In a release announced late Wednesday, Moody's said:
Capital markets firms are confronting evolving challenges, such as more fragile funding conditions, wider credit spreads, increased regulatory burdens and more difficult operating conditions. These difficulties, together with inherent vulnerabilities such as confidence-sensitivity, interconnectedness, and opacity of risk, have diminished the longer term profitability and growth prospects of these firms.
Many of the banks on Moody's list, including Bank of America, are systemically important global financial institutions, essentially those that are too big to fail. For that reason, the current review and possible downgrade doesn't necessarily pose a big risk to these banks or their fundamentals.
Bank stocks are highly dependent on the housing market, the domestic economy, and the international landscape. On that front, the Labor Department said jobless claims fell by 13,000 to a seasonally adjusted 348,000 last week, the lowest since March 2008, when the U.S. was in the early stages of a recession.
Moreover, the Census Bureau and the Department of Housing and Urban Development also announced housing starts for January rose 1.5% to a seasonally adjusted annual rate of 699,000.

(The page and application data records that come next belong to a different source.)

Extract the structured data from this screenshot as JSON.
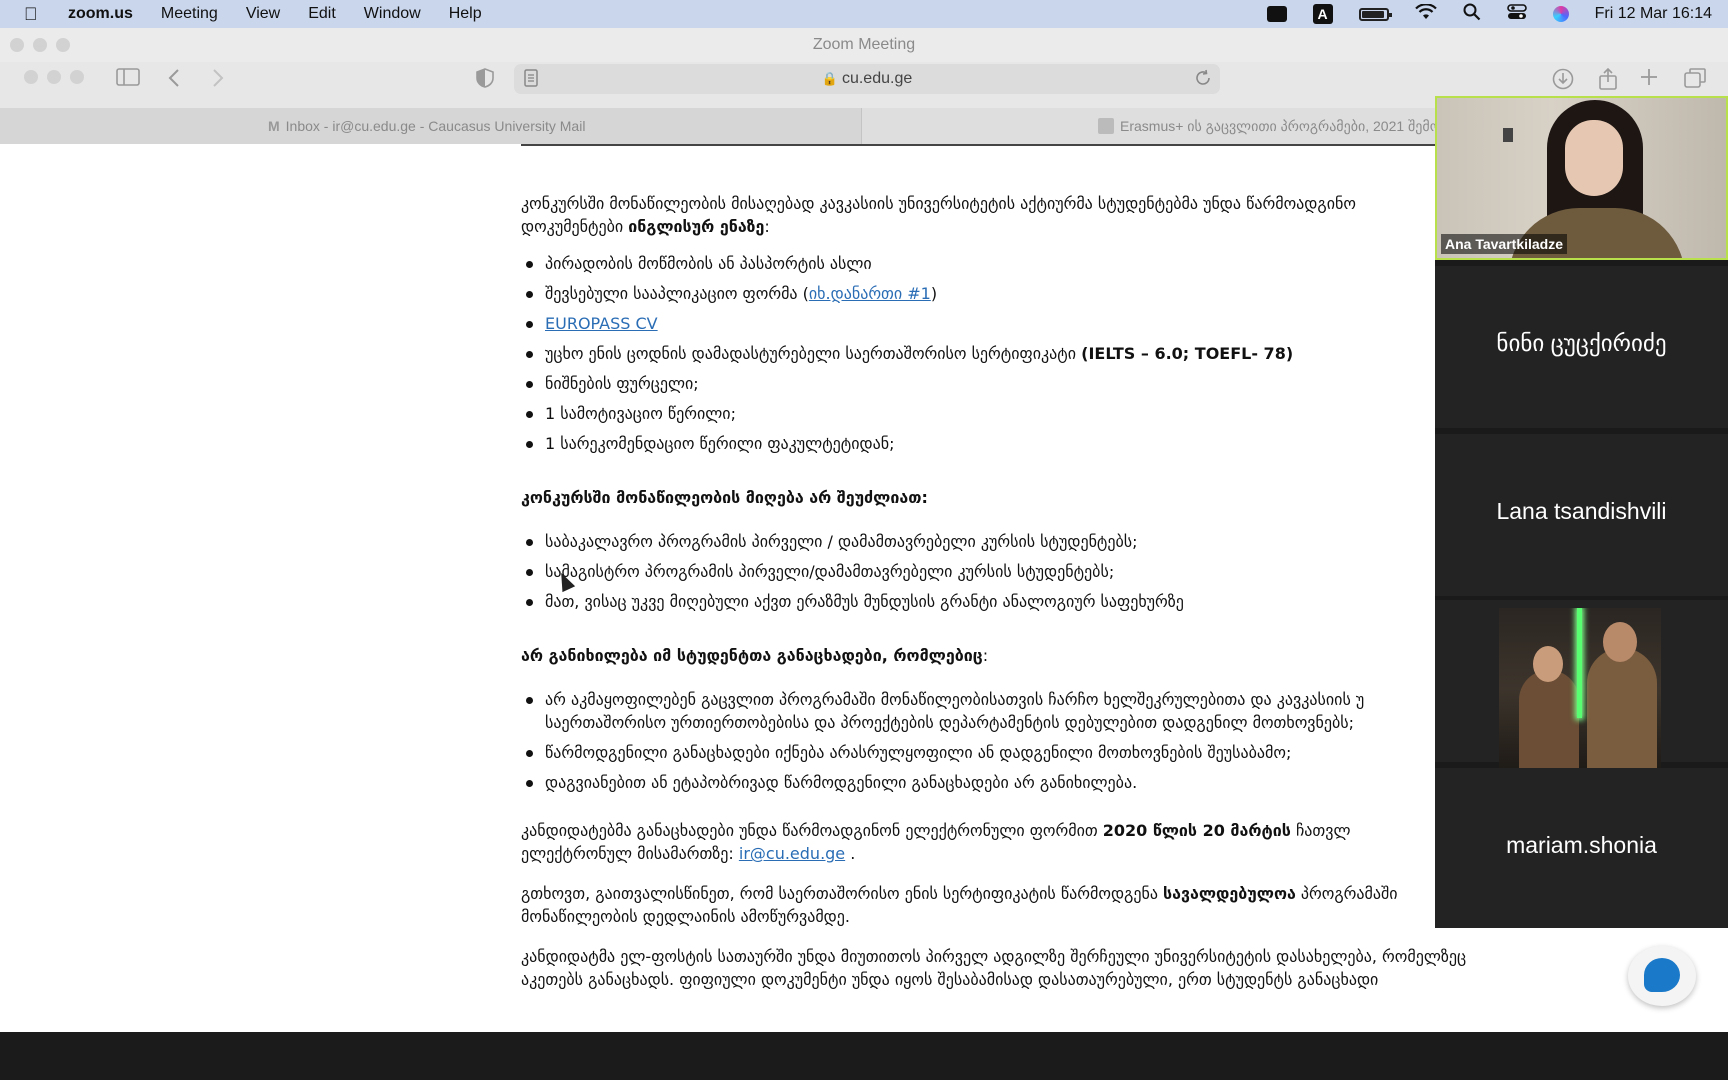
{
  "menubar": {
    "app": "zoom.us",
    "items": [
      "Meeting",
      "View",
      "Edit",
      "Window",
      "Help"
    ],
    "clock": "Fri 12 Mar  16:14",
    "icons": [
      "zoom-camera-icon",
      "input-source-icon",
      "battery-icon",
      "wifi-icon",
      "spotlight-search-icon",
      "control-center-icon",
      "siri-icon"
    ],
    "input_source_letter": "A"
  },
  "zoom_window": {
    "title": "Zoom Meeting"
  },
  "browser": {
    "url": "cu.edu.ge",
    "tabs": [
      {
        "label": "Inbox - ir@cu.edu.ge - Caucasus University Mail"
      },
      {
        "label": "Erasmus+ ის გაცვლითი პროგრამები, 2021 შემოდგომ"
      }
    ]
  },
  "page": {
    "intro": "კონკურსში მონაწილეობის მისაღებად კავკასიის უნივერსიტეტის აქტიურმა  სტუდენტებმა უნდა წარმოადგინო",
    "intro2_a": "დოკუმენტები ",
    "intro2_b": "ინგლისურ ენაზე",
    "intro2_c": ":",
    "docs": [
      "პირადობის მოწმობის ან პასპორტის ასლი",
      "შევსებული სააპლიკაციო ფორმა (",
      "",
      "უცხო ენის ცოდნის დამადასტურებელი საერთაშორისო სერტიფიკატი ",
      "ნიშნების ფურცელი;",
      "1 სამოტივაციო წერილი;",
      "1 სარეკომენდაციო წერილი ფაკულტეტიდან;"
    ],
    "doc2_link": "იხ.დანართი #1",
    "doc2_end": ")",
    "doc3_link": "EUROPASS CV",
    "doc4_bold": "(IELTS – 6.0; TOEFL- 78)",
    "cannot_heading": "კონკურსში მონაწილეობის მიღება  არ  შეუძლიათ:",
    "cannot": [
      "საბაკალავრო პროგრამის პირველი / დამამთავრებელი კურსის სტუდენტებს;",
      "სამაგისტრო პროგრამის პირველი/დამამთავრებელი კურსის სტუდენტებს;",
      "მათ, ვისაც უკვე მიღებული აქვთ ერაზმუს მუნდუსის გრანტი ანალოგიურ საფეხურზე"
    ],
    "notconsidered_heading_bold": "არ განიხილება იმ სტუდენტთა განაცხადები, რომლებიც",
    "notconsidered_heading_end": ":",
    "notconsidered": [
      "არ აკმაყოფილებენ გაცვლით პროგრამაში მონაწილეობისათვის ჩარჩო ხელშეკრულებითა და კავკასიის უ",
      "წარმოდგენილი განაცხადები იქნება არასრულყოფილი ან დადგენილი მოთხოვნების შეუსაბამო;",
      "დაგვიანებით ან ეტაპობრივად წარმოდგენილი განაცხადები არ განიხილება."
    ],
    "notconsidered_1_line2": "საერთაშორისო ურთიერთობებისა და პროექტების დეპარტამენტის დებულებით დადგენილ მოთხოვნებს;",
    "deadline_a": "კანდიდატებმა  განაცხადები უნდა წარმოადგინონ  ელექტრონული ფორმით ",
    "deadline_bold": "2020 წლის 20 მარტის",
    "deadline_b": "   ჩათვლ",
    "deadline_line2": "ელექტრონულ მისამართზე: ",
    "deadline_email": "ir@cu.edu.ge",
    "deadline_end": " .",
    "note_a": "გთხოვთ, გაითვალისწინეთ, რომ საერთაშორისო ენის სერტიფიკატის წარმოდგენა ",
    "note_bold": "სავალდებულოა",
    "note_b": " პროგრამაში",
    "note_line2": "მონაწილეობის დედლაინის ამოწურვამდე.",
    "last_line1": "კანდიდატმა ელ-ფოსტის სათაურში უნდა მიუთითოს პირველ ადგილზე შერჩეული  უნივერსიტეტის დასახელება, რომელზეც",
    "last_line2": "აკეთებს  განაცხადს. ფიფიული დოკუმენტი უნდა იყოს შესაბამისად დასათაურებული, ერთ სტუდენტს განაცხადი"
  },
  "participants": [
    {
      "name": "Ana Tavartkiladze",
      "video": true
    },
    {
      "name": "ნინი ცუცქირიძე"
    },
    {
      "name": "Lana tsandishvili"
    },
    {
      "name": "",
      "image": "jedi-profile-picture"
    },
    {
      "name": "mariam.shonia"
    }
  ],
  "colors": {
    "active_speaker": "#b8e04a",
    "link": "#2a6db5",
    "menubar": "#c9d6ec"
  }
}
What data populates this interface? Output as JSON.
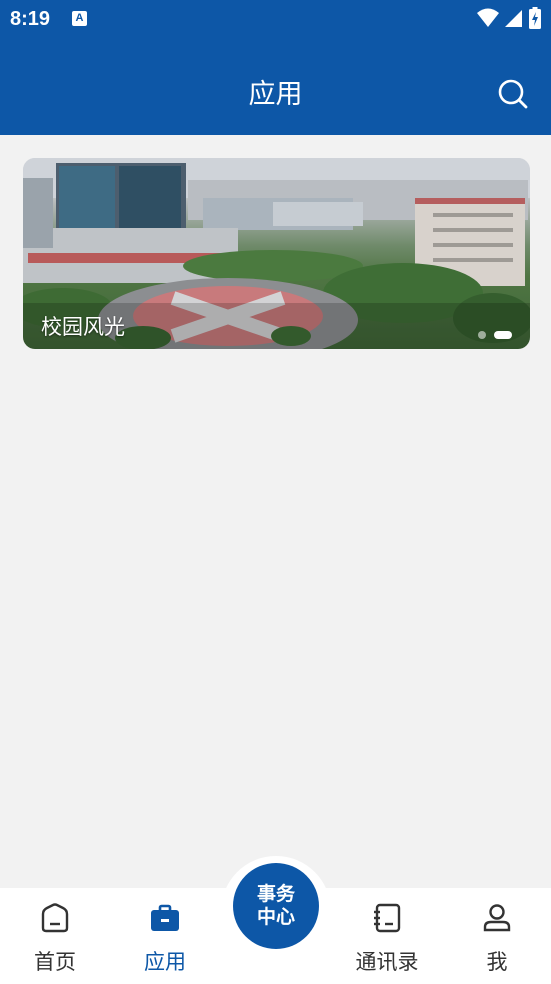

As evident by Thursday's rally, investors did not pay attention to Moody's warning and instead chose to act on Greek bailout hopes and positive U.S. economic data on jobs and housing.